**What you are asked to do**
Collect every line in the records below that contains the word "kind".
[Opening Dataset content section]
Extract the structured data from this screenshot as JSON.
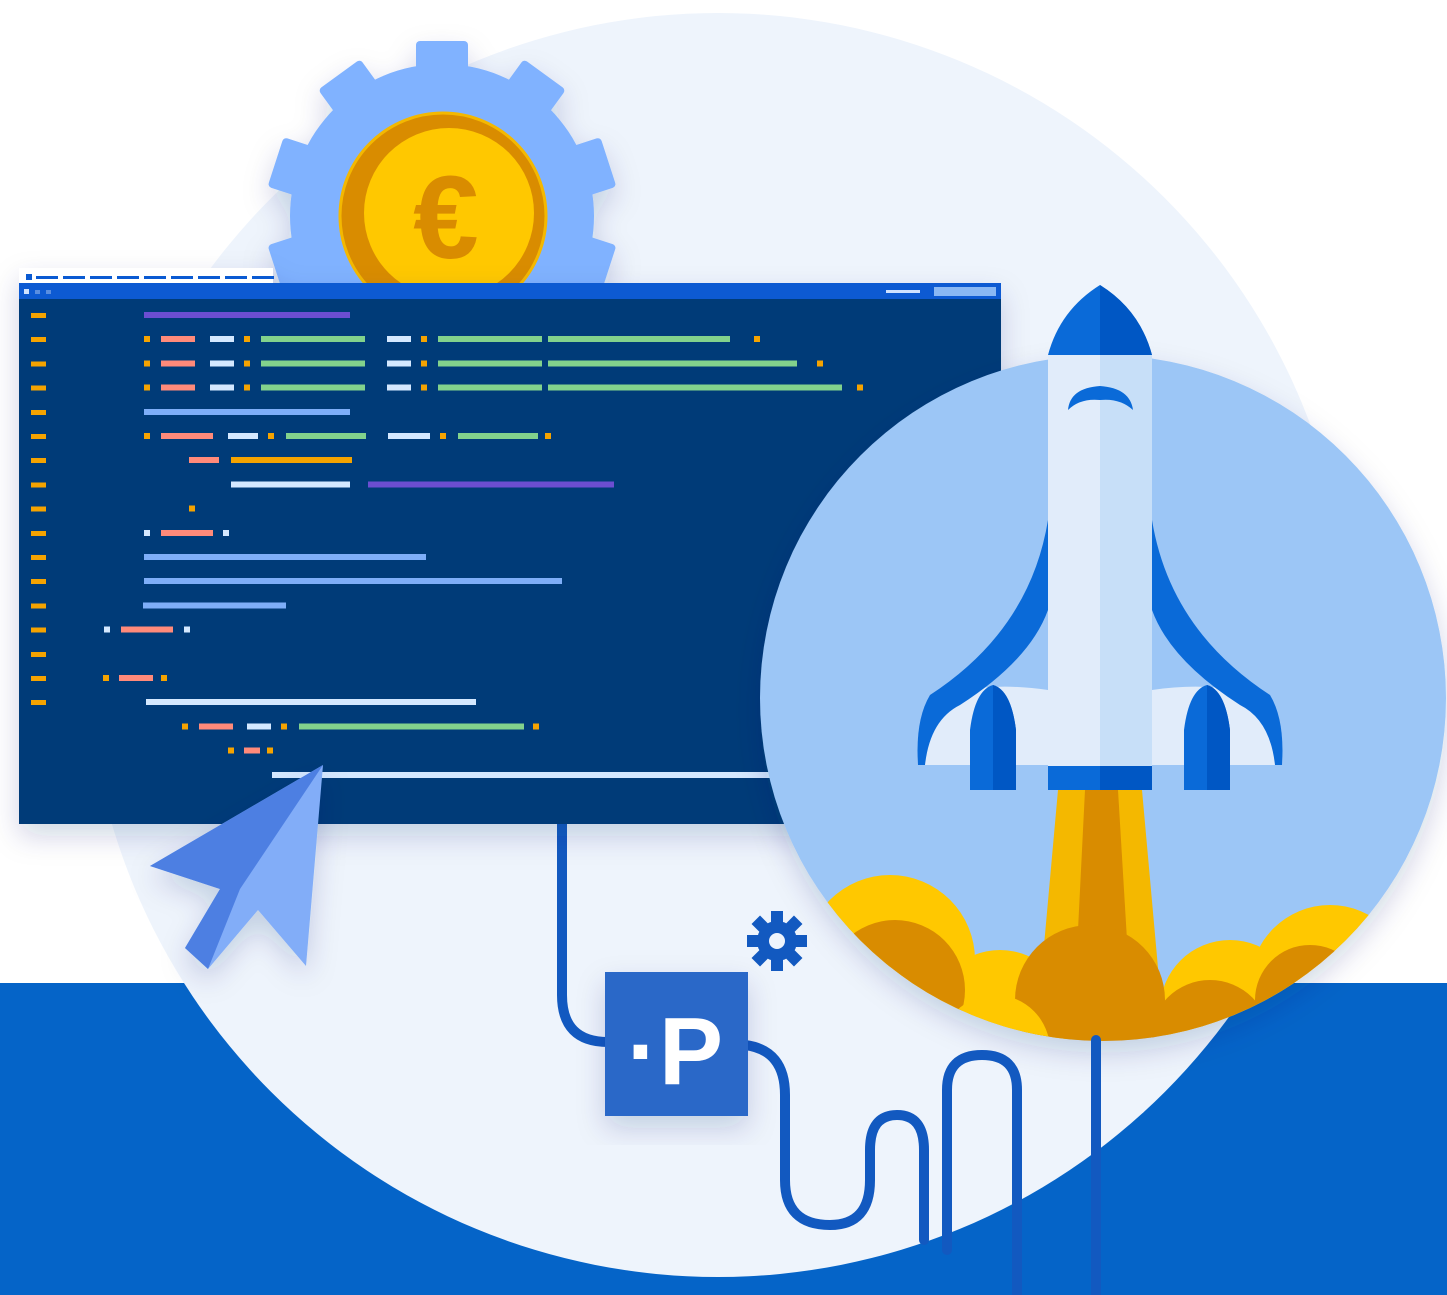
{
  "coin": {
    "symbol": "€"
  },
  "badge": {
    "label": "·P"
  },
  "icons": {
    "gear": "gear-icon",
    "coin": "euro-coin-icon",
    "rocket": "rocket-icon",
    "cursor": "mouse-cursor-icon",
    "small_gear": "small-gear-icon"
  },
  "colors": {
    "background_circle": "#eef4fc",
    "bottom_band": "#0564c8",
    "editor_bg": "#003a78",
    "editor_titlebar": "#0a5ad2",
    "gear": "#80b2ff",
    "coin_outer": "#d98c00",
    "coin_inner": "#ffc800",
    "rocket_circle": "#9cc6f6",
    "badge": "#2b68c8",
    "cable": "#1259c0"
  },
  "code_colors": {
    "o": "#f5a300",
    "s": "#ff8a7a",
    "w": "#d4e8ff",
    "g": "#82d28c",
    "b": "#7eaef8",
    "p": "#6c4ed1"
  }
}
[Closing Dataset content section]
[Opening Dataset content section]
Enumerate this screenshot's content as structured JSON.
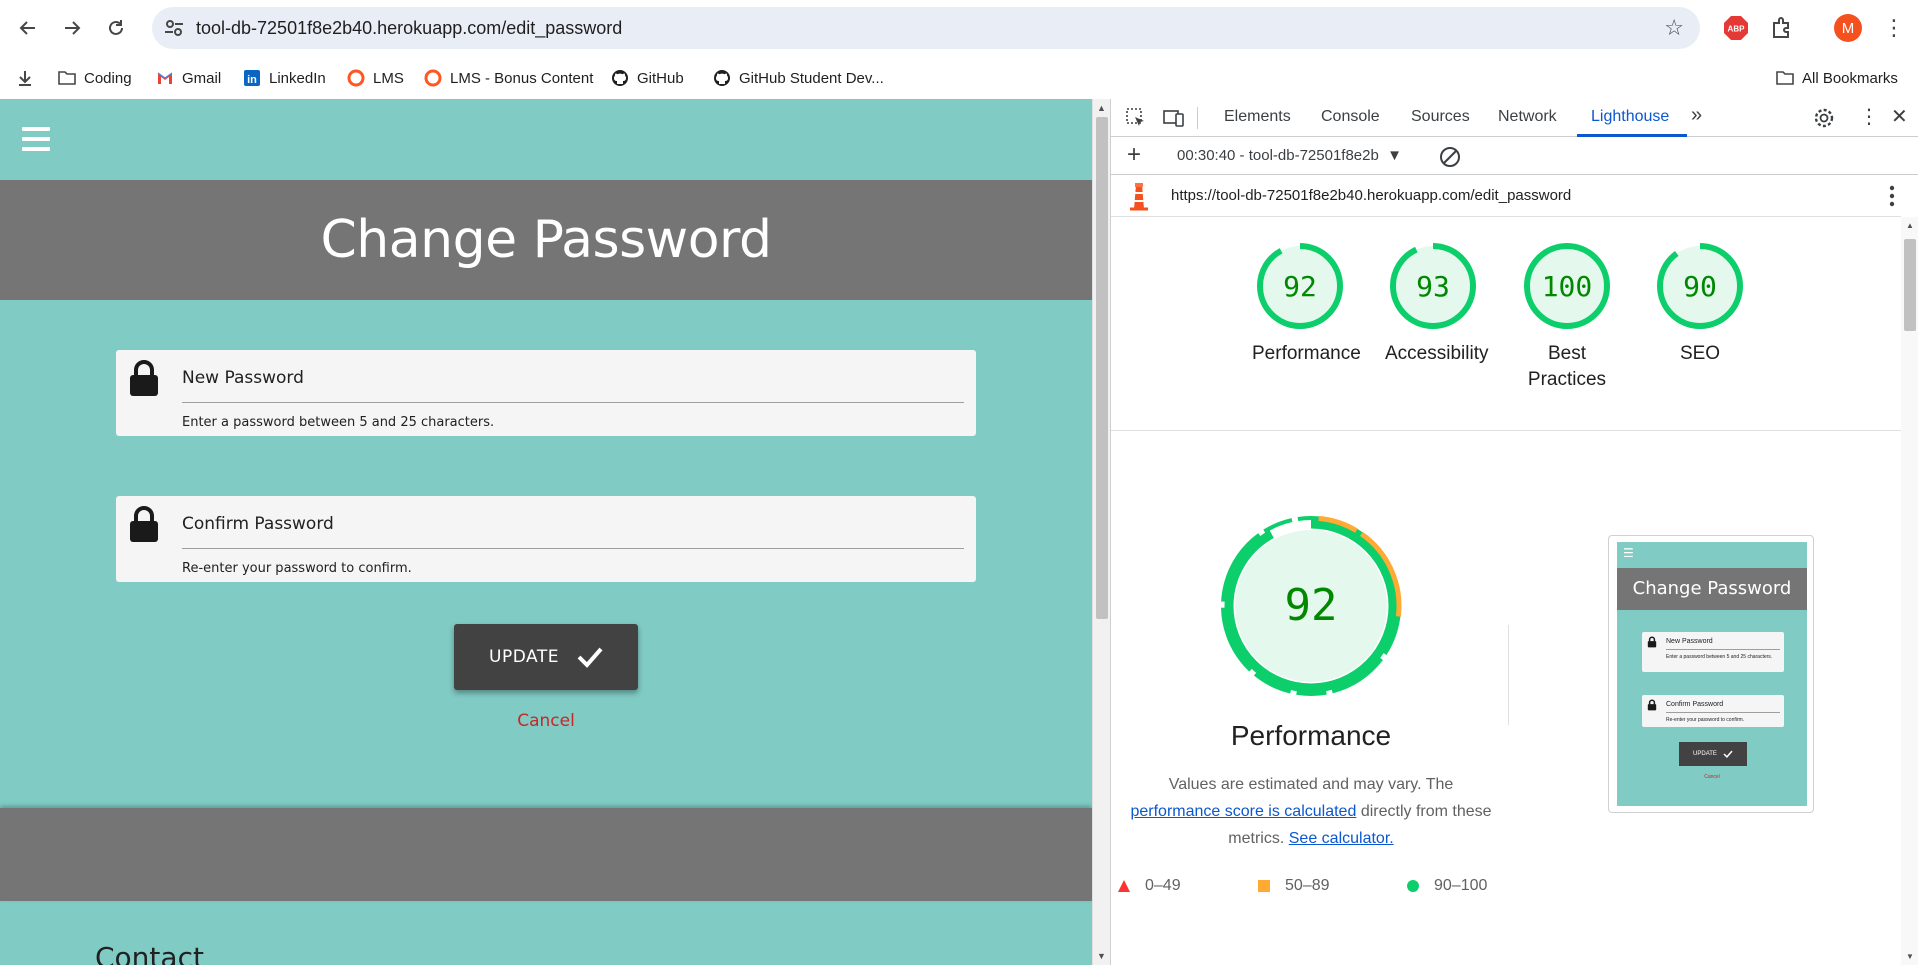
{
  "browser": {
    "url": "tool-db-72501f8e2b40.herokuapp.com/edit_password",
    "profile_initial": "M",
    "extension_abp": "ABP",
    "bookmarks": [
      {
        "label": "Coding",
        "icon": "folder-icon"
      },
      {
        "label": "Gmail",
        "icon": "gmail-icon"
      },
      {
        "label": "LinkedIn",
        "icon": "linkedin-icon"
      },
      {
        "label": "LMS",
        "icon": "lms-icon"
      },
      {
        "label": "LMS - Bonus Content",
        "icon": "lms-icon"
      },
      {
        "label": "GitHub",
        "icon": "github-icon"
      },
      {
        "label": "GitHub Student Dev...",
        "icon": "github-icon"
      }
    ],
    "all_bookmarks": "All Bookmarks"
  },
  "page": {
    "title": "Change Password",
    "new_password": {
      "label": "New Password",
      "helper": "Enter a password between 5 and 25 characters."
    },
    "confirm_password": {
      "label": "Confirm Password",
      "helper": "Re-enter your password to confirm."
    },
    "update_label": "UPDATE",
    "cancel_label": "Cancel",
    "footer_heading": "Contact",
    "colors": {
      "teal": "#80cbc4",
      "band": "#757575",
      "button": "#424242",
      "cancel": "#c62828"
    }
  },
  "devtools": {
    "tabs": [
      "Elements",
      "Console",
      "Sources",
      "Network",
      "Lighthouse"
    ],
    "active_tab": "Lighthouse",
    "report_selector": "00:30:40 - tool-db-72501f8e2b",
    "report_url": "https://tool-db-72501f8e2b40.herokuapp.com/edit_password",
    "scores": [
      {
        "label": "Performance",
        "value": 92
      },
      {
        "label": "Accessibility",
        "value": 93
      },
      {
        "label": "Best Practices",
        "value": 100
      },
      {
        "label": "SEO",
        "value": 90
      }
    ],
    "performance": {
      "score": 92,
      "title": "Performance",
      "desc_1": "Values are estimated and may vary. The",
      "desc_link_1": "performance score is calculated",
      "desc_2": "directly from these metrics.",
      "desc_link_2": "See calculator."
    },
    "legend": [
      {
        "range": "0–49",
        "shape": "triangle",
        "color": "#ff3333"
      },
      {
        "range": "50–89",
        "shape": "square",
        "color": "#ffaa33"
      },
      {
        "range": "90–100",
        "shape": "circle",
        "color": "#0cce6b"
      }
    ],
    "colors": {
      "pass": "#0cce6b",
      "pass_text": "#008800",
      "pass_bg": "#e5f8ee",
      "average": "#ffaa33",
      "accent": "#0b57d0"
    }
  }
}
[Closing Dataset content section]
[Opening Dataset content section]
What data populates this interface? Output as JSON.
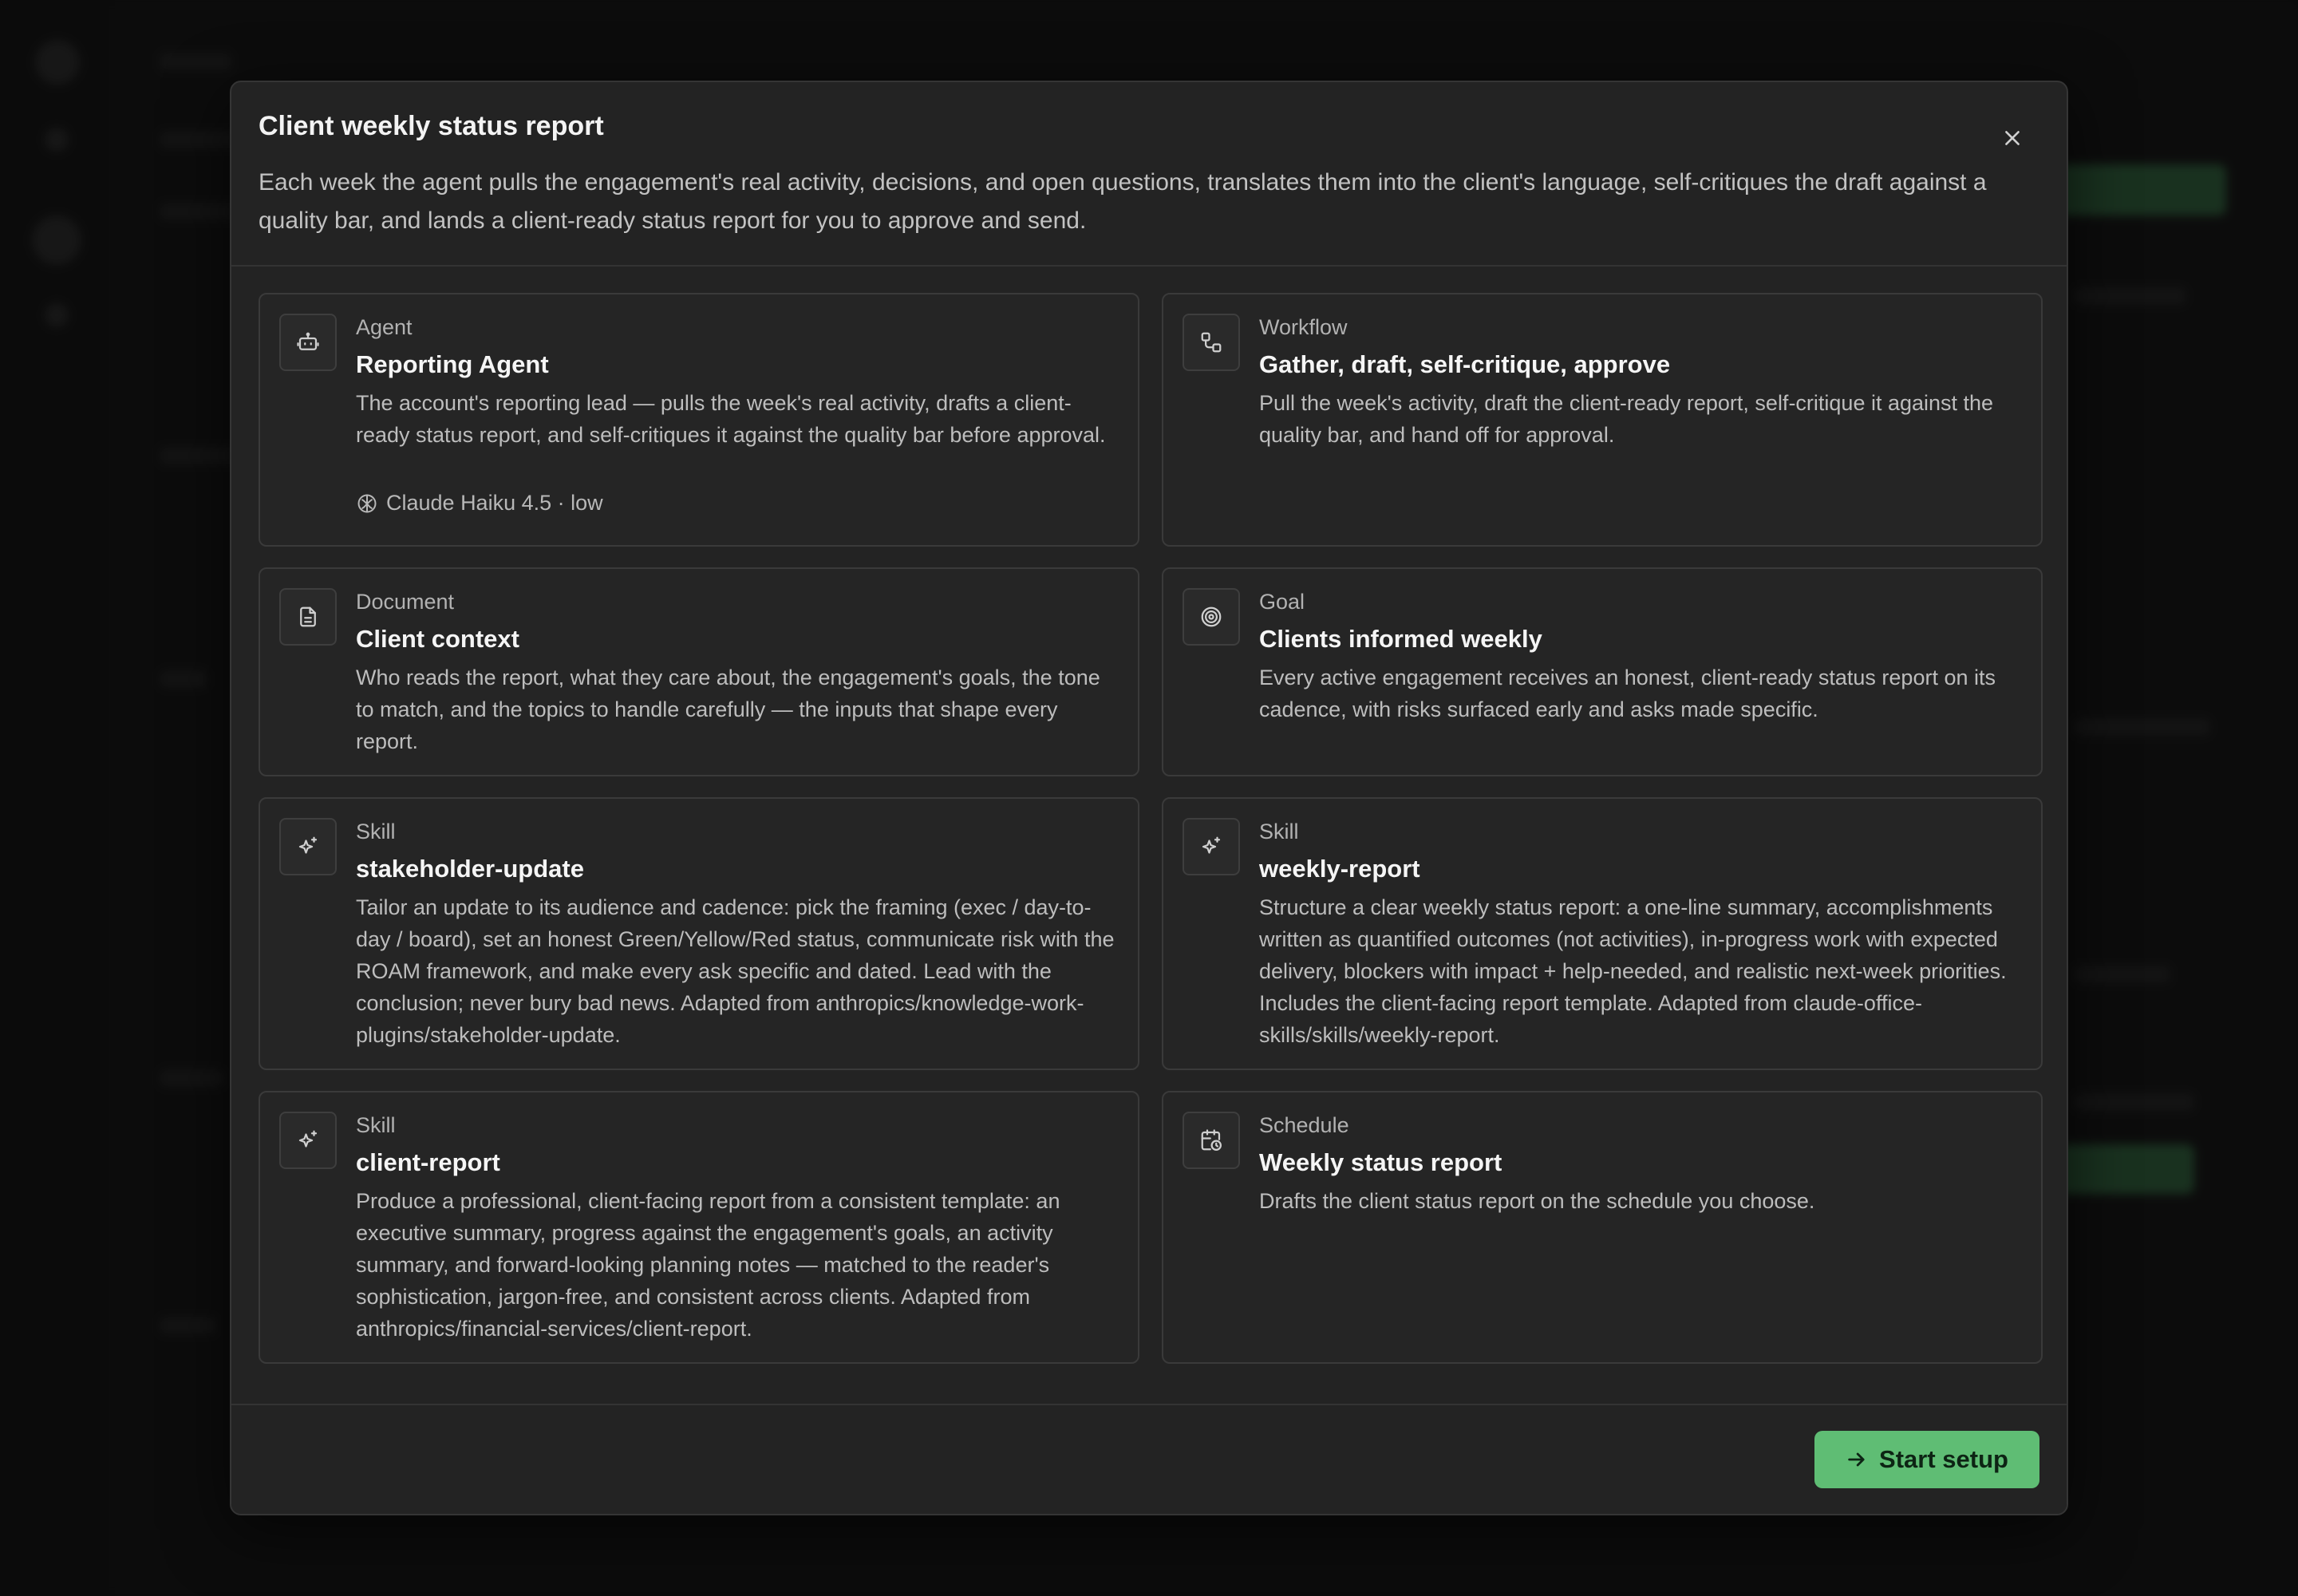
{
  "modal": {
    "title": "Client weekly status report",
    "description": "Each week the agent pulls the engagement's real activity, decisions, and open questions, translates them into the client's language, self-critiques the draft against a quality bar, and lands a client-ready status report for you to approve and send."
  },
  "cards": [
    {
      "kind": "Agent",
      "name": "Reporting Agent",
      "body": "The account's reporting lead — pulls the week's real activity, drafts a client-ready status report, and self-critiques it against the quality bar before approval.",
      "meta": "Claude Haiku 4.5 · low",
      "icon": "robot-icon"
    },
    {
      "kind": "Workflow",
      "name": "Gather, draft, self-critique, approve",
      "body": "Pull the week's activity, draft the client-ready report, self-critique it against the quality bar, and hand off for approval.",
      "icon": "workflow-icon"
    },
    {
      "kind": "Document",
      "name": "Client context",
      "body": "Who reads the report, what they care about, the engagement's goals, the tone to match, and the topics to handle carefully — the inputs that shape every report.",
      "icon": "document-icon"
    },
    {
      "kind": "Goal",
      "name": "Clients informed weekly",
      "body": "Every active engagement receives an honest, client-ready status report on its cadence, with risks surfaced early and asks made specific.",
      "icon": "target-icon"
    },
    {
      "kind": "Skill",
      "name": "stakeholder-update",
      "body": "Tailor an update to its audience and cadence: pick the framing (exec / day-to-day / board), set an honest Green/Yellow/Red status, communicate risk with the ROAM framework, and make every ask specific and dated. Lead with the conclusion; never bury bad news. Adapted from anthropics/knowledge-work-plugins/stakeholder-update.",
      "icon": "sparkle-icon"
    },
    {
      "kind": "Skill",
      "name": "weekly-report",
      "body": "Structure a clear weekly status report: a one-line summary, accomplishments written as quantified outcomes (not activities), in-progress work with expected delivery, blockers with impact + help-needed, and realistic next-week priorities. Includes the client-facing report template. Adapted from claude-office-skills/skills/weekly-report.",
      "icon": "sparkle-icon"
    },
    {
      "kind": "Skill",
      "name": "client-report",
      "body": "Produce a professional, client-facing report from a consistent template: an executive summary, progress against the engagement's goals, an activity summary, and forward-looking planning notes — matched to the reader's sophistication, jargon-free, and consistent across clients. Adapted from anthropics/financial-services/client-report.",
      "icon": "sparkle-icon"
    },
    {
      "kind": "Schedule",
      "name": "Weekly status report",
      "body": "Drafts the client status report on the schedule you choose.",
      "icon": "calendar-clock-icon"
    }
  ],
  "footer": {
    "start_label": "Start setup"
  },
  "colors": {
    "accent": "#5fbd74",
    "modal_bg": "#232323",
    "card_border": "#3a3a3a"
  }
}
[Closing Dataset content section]
**Result**
      "kind": "Agent",
      "kind": "Workflow",
      "kind": "Document",
      "kind": "Goal",
      "kind": "Skill",
      "kind": "Skill",
      "kind": "Skill",
      "kind": "Schedule",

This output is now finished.